P008: COMBINED SPINAL EPIDURAL ANESTHESIA FOR C-SECTION IN A PATIENT WITH CHIARI I MALFORMATION AND SUPER MORBID OBESITY
Oscar Alam Mendez, MD1, Christopher James, MD2; 1University of Florida - Jacksonville, 2University of Florida Jacksonville & Mayo Clinic Florida
Introduction: Chiari’s malformation refers to a group of disorders consisting of congenital displacement of the Hindbrain. Chiari I malformation (ACM-I) consists of downward displacement of the cerebellar tonsils into the spinal canal, leading to a cerebrospinal fluid (CSF) obstruction and idiopathic intracranial pressure (ICP). There is a paucity of cases on the anesthetic management in pregnant patients with ACM. We present a case of a patient with ACM-I and idiopathic intracranial hypertension, compounded by super morbid obesity for repeat cesarean section (CS).
Case description: A 31 y.o. G4P3003 at 39w2d scheduled for repeat CS. Her past medical history includes: (ACM-I) with an 11mm tonsillar herniation, pseudotumor cerebri, syrinx of cervical spinal cord, chronic migraines, vertigo, and gestational diabetes. Past surgical history includes cholecystectomy and three CS. Patient had been on acetazolamide for pseudotumor cerebri which was stopped at the onset of pregnancy. Other pertinent history and physical includes a BMI of 54.3 and absence of elevated ICP.

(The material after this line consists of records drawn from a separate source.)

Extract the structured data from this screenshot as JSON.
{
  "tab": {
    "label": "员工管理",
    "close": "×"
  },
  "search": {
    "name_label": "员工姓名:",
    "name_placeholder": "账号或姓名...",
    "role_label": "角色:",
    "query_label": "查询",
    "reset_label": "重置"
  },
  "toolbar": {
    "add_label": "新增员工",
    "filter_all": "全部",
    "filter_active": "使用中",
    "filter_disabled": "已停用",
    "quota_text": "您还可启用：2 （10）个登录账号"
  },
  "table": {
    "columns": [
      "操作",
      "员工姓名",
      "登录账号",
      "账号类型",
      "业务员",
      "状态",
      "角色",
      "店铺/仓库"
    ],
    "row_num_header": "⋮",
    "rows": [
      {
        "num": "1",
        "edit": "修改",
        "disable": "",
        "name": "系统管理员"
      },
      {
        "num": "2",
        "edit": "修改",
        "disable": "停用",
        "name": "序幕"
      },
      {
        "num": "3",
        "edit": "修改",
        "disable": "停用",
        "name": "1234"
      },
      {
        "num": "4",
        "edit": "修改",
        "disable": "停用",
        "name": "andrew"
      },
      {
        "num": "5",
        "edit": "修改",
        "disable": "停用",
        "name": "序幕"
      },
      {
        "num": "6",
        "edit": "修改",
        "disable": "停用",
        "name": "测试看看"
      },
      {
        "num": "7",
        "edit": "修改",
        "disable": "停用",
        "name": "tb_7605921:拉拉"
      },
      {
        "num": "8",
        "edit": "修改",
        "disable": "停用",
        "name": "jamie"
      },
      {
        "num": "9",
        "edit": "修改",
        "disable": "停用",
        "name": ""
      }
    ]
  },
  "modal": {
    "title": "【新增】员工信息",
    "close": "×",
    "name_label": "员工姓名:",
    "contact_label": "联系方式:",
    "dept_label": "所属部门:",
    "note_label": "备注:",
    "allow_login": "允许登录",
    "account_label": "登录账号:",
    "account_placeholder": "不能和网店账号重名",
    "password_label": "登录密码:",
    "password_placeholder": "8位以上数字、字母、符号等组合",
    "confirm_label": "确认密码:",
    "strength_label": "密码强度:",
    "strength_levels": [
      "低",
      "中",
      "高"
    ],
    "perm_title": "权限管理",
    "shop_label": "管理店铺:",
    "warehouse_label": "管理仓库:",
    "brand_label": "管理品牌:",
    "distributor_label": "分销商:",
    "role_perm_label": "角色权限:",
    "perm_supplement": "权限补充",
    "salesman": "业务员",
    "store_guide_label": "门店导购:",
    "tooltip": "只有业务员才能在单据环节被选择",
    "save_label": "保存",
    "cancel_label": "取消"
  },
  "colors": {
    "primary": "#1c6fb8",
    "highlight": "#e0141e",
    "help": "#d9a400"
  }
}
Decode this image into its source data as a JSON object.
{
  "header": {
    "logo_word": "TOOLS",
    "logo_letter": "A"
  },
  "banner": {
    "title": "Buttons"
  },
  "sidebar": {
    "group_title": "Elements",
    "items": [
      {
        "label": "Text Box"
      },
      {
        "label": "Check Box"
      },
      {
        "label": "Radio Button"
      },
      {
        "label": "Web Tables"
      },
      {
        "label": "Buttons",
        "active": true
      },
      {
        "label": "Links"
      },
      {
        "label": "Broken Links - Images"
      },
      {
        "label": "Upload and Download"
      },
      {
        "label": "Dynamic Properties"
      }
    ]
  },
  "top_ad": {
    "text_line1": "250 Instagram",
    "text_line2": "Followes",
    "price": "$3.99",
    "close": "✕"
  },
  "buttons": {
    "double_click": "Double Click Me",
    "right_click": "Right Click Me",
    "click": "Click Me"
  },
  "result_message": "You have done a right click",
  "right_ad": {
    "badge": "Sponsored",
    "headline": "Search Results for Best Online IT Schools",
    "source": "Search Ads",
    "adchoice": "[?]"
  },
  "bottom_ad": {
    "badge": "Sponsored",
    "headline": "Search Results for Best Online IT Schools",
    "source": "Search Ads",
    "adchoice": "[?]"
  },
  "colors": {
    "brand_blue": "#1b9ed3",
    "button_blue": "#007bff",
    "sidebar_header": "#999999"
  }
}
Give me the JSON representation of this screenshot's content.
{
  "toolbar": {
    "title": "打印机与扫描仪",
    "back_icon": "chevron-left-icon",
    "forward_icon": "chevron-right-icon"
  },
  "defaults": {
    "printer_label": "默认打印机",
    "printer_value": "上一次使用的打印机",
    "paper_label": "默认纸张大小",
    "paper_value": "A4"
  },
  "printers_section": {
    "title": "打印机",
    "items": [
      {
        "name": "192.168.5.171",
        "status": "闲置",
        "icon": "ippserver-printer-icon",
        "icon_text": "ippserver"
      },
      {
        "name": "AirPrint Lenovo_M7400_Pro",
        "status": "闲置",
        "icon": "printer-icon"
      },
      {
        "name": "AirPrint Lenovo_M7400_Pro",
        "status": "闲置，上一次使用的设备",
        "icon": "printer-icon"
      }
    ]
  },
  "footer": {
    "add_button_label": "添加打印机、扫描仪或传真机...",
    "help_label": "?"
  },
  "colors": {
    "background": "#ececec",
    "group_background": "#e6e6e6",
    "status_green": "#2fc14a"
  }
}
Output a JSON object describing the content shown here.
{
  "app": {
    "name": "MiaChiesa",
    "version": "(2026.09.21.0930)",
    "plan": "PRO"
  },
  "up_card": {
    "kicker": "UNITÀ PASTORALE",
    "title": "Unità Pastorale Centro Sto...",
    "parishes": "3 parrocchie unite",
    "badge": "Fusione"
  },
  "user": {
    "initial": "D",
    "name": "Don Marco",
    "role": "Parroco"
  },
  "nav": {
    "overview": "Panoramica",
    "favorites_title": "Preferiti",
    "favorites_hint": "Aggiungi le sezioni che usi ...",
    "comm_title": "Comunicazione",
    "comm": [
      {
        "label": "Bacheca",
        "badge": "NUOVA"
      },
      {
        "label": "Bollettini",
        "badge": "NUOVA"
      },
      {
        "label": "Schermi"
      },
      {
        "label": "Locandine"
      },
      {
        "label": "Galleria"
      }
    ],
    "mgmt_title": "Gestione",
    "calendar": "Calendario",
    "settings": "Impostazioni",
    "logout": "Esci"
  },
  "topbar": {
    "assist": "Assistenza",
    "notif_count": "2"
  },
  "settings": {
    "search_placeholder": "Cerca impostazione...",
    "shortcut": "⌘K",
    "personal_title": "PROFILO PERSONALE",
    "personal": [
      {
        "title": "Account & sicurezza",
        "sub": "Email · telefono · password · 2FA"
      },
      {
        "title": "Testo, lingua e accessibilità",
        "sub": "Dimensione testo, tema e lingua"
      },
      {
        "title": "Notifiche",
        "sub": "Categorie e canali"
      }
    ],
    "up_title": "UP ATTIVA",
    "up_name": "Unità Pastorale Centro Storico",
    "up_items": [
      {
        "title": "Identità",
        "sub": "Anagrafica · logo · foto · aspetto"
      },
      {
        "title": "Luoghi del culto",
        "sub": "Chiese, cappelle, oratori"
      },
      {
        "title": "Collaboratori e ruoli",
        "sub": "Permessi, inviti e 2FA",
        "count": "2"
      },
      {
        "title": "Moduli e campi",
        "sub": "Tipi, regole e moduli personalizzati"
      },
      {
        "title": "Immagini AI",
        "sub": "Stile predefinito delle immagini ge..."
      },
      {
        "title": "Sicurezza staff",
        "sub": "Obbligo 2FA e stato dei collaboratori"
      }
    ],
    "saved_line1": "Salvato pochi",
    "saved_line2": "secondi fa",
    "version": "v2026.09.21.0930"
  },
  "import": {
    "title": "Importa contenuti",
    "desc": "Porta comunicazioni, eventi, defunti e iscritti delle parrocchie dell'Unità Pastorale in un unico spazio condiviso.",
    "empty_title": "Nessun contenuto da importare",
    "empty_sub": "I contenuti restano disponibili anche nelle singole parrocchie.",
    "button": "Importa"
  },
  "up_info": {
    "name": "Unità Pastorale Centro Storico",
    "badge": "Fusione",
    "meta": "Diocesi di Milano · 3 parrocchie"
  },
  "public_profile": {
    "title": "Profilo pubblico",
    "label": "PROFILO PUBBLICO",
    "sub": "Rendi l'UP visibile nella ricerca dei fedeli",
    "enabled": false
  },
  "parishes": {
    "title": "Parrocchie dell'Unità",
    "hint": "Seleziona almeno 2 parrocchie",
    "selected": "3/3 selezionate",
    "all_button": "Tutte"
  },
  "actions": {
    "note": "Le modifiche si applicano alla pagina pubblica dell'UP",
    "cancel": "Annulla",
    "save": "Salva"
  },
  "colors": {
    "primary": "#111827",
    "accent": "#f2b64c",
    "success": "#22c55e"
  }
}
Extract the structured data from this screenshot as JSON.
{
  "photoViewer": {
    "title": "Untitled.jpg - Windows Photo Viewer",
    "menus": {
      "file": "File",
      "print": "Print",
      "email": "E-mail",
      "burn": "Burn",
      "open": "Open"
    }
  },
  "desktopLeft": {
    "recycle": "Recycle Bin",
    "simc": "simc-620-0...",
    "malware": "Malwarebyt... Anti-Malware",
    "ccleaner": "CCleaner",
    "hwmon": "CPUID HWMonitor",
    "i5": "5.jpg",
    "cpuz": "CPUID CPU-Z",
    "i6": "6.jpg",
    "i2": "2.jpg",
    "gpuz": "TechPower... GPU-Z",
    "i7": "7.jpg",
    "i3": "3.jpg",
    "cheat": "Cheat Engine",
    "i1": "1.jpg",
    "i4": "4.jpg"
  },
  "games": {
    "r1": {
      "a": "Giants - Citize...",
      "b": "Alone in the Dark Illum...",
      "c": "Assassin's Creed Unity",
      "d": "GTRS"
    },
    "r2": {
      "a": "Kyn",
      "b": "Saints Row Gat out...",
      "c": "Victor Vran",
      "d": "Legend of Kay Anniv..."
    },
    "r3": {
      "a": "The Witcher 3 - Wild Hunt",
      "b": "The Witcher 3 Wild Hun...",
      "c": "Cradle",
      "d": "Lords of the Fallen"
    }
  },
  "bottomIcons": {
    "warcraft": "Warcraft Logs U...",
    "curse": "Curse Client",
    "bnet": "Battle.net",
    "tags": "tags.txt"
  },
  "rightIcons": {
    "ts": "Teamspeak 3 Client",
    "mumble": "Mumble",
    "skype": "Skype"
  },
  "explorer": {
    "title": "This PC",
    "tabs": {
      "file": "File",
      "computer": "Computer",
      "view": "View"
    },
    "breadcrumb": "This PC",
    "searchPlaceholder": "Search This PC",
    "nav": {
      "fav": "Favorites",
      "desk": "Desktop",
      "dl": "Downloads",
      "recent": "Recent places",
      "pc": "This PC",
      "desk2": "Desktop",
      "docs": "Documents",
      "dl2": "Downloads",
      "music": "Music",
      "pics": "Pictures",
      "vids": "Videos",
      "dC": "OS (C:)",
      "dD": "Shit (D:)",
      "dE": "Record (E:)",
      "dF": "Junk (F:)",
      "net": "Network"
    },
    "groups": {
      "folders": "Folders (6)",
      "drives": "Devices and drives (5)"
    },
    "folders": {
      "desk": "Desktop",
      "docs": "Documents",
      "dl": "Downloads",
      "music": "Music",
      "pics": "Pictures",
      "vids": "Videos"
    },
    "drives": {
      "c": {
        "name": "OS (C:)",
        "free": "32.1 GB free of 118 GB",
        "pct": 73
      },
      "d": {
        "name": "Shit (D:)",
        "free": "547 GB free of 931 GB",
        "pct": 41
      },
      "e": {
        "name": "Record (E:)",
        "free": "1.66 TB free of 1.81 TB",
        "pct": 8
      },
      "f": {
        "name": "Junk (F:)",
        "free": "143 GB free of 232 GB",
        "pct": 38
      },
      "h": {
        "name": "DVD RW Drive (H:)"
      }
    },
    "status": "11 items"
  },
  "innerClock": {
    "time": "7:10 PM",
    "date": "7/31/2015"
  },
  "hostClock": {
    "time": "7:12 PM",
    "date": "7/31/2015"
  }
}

After informed consent was obtained, a combined spinal epidural (CSE) was performed under sterile fashion in the sitting position. Using a midline approach, a 18G 3.5 inch Tuohy needle was advanced with a loss of resistance technique with saline and the epidural space was identified at a depth of 7 cm. A 27 ga 4 11/16 inch Whitacre spinal needle was advanced through epidural needle and after clear CSF, bupivacaine 12 mg, fentanyl 20 mcg and PF morphine 150 mcg was administered. A 20 ga catheter was then threaded into the epidural space. She underwent an uncomplicated classical CS. Due to the length of the case, 3 ml of lidocaine 2% was administered via the epidural catheter towards the end of the case to extend anesthesia coverage. Patient had a satisfactory recovery and was discharged three days later without any anesthetic or neurologic complications.
Conclusion: ACM-I is a rare disorder and consists of the downward displacement of the cerebellar tonsils through the foramen magnum. This case was quite challenging due to her large BMI, three previous CS and pseudotumor cerebri. Although there is a paucity of cases of ACM and pregnancy, both general and neuraxial anesthesia have been used in these cases. General anesthesia carries the risk of hypoxia, and a hypertensive response with subsequent increased in ICP especially on induction and emergence. However, an elevated ICP would be a contraindication for neuraxial anesthesia, with the potential for herniation, especially with an accidental dural puncture with an epidural needle. However, in light of a normal ICP and the potential surgical technical difficulty with this case, we chose to perform a careful CSE and utilize a small spinal needle with good results.
Ultimately, each case should be individualized, evaluating risks and benefits along with the mode of delivery and utilizing a multidisciplinary approach.